TASK INPUT:

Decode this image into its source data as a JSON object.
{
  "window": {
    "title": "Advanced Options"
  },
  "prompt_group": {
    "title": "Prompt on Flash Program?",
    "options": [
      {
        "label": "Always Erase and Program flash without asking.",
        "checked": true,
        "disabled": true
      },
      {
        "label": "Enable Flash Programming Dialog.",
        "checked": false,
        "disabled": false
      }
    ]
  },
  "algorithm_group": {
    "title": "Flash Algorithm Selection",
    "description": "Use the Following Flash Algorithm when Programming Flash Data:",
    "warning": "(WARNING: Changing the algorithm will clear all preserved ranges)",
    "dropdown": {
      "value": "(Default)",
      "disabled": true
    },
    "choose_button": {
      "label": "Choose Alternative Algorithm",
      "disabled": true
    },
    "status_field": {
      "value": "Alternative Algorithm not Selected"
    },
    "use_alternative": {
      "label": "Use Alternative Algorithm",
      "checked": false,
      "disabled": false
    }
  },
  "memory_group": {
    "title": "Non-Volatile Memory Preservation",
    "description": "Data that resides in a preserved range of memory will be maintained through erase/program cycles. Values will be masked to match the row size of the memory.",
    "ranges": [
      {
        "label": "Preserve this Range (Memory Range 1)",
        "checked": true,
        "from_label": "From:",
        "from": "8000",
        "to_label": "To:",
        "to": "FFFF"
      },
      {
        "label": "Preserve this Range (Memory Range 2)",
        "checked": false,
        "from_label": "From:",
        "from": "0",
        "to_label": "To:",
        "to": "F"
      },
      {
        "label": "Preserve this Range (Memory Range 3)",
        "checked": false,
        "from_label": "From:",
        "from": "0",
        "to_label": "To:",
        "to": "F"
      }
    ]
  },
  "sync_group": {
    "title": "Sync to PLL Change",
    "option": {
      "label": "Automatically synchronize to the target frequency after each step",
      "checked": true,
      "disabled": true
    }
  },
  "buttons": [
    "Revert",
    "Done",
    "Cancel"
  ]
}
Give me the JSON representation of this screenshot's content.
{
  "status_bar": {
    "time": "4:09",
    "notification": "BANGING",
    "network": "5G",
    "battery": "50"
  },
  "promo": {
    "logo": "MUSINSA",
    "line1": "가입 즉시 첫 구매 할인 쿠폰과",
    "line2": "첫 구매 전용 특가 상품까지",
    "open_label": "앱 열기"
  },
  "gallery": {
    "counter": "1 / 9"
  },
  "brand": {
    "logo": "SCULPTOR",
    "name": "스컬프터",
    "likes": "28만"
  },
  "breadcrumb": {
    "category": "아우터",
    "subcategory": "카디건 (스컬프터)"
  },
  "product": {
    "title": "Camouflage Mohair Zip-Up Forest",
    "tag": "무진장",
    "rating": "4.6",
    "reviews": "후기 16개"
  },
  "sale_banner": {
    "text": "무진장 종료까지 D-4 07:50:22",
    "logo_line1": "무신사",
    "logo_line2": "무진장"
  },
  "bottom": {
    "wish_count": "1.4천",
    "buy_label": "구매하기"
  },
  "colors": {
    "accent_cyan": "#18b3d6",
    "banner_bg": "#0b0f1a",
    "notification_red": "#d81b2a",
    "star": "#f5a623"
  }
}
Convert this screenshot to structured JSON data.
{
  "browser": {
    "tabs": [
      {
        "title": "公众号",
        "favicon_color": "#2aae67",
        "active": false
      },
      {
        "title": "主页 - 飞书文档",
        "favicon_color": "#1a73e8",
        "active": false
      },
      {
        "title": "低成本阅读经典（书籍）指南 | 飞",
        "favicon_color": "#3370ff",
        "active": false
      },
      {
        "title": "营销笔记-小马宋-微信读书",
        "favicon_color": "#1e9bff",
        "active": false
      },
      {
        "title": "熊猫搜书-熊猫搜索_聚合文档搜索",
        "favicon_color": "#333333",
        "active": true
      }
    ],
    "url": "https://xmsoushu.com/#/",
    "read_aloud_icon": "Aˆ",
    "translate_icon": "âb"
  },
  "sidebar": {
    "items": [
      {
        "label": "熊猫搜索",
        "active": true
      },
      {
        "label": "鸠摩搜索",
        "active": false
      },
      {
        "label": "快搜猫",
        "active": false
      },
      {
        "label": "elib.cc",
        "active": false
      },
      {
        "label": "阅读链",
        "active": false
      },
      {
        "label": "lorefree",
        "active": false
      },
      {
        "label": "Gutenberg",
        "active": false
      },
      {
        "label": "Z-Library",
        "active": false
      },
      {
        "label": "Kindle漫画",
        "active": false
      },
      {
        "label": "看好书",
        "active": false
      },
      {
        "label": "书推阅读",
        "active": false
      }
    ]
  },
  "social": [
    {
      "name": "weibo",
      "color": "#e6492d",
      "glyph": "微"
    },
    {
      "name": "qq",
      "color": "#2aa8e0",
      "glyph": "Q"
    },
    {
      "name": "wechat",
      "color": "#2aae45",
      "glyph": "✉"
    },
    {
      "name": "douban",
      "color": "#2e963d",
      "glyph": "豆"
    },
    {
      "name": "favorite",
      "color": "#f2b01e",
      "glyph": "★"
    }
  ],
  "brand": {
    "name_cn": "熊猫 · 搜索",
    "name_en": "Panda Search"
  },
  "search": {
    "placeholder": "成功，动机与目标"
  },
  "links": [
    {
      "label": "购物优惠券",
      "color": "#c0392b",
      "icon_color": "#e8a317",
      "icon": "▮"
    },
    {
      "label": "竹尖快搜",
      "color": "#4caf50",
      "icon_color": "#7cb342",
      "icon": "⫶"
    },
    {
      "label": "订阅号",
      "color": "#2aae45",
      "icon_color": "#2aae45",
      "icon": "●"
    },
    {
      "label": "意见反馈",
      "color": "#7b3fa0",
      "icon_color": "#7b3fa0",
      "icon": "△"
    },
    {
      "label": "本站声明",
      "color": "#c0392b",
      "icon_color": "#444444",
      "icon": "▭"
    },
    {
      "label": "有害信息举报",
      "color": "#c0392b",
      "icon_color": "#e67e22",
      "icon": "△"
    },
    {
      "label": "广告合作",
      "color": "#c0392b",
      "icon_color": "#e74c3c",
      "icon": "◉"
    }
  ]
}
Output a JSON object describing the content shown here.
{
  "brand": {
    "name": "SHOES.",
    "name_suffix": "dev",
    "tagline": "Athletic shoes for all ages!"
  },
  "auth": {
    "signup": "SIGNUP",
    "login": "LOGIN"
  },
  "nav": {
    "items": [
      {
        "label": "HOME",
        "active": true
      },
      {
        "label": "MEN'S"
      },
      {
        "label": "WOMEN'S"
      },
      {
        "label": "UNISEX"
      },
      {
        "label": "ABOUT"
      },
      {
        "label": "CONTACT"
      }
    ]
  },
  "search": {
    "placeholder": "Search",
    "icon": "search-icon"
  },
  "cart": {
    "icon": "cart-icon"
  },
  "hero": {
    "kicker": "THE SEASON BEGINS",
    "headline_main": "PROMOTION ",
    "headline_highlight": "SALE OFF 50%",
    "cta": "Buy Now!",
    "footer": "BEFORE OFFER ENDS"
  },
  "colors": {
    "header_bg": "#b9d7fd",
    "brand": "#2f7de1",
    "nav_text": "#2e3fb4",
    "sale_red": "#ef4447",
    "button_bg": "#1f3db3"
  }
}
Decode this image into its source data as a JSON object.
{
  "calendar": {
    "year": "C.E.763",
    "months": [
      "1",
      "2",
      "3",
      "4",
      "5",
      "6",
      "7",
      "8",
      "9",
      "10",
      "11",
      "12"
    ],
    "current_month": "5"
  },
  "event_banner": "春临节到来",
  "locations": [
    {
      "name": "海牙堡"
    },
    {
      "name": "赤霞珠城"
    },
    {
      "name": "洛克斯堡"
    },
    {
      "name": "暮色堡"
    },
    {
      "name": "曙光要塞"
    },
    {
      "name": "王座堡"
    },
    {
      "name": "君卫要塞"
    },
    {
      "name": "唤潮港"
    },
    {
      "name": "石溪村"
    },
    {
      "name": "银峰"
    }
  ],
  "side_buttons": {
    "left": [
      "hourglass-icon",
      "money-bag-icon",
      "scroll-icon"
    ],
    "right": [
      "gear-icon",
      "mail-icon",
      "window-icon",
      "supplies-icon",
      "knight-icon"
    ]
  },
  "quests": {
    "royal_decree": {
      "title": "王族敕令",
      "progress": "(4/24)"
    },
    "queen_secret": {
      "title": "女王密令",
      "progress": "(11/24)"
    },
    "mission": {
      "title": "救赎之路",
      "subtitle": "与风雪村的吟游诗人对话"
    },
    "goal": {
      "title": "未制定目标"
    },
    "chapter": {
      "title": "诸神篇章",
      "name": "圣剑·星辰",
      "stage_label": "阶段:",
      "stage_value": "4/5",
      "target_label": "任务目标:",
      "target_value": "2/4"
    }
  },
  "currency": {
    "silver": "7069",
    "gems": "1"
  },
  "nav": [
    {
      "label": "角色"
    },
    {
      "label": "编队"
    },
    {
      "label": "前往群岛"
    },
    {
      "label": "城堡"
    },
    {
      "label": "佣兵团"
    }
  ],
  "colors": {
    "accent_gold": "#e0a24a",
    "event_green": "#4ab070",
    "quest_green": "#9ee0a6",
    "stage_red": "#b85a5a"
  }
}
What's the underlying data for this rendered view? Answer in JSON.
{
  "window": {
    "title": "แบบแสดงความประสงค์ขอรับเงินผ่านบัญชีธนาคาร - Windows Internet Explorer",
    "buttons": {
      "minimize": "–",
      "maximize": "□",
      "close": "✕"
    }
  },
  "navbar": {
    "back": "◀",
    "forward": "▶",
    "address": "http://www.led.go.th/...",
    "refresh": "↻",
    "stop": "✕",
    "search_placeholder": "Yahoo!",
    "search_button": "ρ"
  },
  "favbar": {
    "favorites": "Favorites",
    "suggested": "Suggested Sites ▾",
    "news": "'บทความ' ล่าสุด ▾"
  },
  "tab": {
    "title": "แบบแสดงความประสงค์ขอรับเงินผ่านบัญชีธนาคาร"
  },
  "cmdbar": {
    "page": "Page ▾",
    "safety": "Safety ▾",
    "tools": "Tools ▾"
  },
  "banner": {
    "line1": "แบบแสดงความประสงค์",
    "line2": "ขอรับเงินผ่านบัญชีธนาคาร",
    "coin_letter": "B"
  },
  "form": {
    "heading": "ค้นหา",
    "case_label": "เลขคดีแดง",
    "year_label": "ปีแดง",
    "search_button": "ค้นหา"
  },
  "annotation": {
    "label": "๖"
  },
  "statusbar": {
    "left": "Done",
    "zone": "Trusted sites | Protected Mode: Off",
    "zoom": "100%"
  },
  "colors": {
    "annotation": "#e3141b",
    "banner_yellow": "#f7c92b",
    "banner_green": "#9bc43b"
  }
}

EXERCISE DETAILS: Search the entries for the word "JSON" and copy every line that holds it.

EXERCISE OUTPUT:
Decode this image into its source data as a JSON object.
Give me the JSON representation of this screenshot's content.
Convert this screenshot to structured JSON data.
Output a JSON object describing the content shown here.
Decode this image into its source data as a JSON object.
What's the underlying data for this rendered view? Answer in JSON.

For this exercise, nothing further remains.